* [Task details] The response should be an exact copy of every record.

(Beginning of Material shown)

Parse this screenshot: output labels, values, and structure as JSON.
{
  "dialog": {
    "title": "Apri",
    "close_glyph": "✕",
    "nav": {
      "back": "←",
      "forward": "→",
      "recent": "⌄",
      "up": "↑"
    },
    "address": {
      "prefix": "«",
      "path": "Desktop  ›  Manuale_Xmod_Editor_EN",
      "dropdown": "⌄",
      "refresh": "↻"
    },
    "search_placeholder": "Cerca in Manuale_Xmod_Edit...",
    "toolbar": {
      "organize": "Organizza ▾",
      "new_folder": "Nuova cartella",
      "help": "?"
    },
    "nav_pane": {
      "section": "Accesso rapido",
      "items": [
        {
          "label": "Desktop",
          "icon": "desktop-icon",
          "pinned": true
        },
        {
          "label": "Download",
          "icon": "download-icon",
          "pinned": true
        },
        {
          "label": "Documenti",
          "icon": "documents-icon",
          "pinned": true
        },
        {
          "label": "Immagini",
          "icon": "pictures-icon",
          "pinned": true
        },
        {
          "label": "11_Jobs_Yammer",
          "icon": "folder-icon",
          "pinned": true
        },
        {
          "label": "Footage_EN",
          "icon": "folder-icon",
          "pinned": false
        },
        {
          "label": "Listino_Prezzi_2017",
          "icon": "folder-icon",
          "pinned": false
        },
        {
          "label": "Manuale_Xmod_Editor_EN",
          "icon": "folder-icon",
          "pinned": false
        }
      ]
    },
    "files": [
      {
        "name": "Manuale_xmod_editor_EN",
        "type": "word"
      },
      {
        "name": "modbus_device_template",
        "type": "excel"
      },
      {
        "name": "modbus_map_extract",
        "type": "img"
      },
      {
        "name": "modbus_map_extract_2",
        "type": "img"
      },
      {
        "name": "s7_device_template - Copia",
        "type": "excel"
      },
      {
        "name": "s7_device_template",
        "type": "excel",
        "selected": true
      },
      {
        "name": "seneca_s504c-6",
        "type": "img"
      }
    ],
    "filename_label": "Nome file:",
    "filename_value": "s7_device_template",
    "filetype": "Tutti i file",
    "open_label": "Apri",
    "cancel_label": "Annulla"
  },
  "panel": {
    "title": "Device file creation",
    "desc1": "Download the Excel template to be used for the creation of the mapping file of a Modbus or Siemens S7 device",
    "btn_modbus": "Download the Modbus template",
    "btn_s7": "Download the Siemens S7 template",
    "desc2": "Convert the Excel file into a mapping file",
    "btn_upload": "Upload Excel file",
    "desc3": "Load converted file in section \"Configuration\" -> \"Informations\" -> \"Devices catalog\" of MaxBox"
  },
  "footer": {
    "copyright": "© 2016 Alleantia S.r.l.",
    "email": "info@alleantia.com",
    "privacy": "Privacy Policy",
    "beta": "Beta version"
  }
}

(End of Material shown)

* [Solution below]
Parse this screenshot: output labels, values, and structure as JSON.
{
  "dialog": {
    "title": "Apri",
    "close_glyph": "✕",
    "nav": {
      "back": "←",
      "forward": "→",
      "recent": "⌄",
      "up": "↑"
    },
    "address": {
      "prefix": "«",
      "path": "Desktop  ›  Manuale_Xmod_Editor_EN",
      "dropdown": "⌄",
      "refresh": "↻"
    },
    "search_placeholder": "Cerca in Manuale_Xmod_Edit...",
    "toolbar": {
      "organize": "Organizza ▾",
      "new_folder": "Nuova cartella",
      "help": "?"
    },
    "nav_pane": {
      "section": "Accesso rapido",
      "items": [
        {
          "label": "Desktop",
          "icon": "desktop-icon",
          "pinned": true
        },
        {
          "label": "Download",
          "icon": "download-icon",
          "pinned": true
        },
        {
          "label": "Documenti",
          "icon": "documents-icon",
          "pinned": true
        },
        {
          "label": "Immagini",
          "icon": "pictures-icon",
          "pinned": true
        },
        {
          "label": "11_Jobs_Yammer",
          "icon": "folder-icon",
          "pinned": true
        },
        {
          "label": "Footage_EN",
          "icon": "folder-icon",
          "pinned": false
        },
        {
          "label": "Listino_Prezzi_2017",
          "icon": "folder-icon",
          "pinned": false
        },
        {
          "label": "Manuale_Xmod_Editor_EN",
          "icon": "folder-icon",
          "pinned": false
        }
      ]
    },
    "files": [
      {
        "name": "Manuale_xmod_editor_EN",
        "type": "word"
      },
      {
        "name": "modbus_device_template",
        "type": "excel"
      },
      {
        "name": "modbus_map_extract",
        "type": "img"
      },
      {
        "name": "modbus_map_extract_2",
        "type": "img"
      },
      {
        "name": "s7_device_template - Copia",
        "type": "excel"
      },
      {
        "name": "s7_device_template",
        "type": "excel",
        "selected": true
      },
      {
        "name": "seneca_s504c-6",
        "type": "img"
      }
    ],
    "filename_label": "Nome file:",
    "filename_value": "s7_device_template",
    "filetype": "Tutti i file",
    "open_label": "Apri",
    "cancel_label": "Annulla"
  },
  "panel": {
    "title": "Device file creation",
    "desc1": "Download the Excel template to be used for the creation of the mapping file of a Modbus or Siemens S7 device",
    "btn_modbus": "Download the Modbus template",
    "btn_s7": "Download the Siemens S7 template",
    "desc2": "Convert the Excel file into a mapping file",
    "btn_upload": "Upload Excel file",
    "desc3": "Load converted file in section \"Configuration\" -> \"Informations\" -> \"Devices catalog\" of MaxBox"
  },
  "footer": {
    "copyright": "© 2016 Alleantia S.r.l.",
    "email": "info@alleantia.com",
    "privacy": "Privacy Policy",
    "beta": "Beta version"
  }
}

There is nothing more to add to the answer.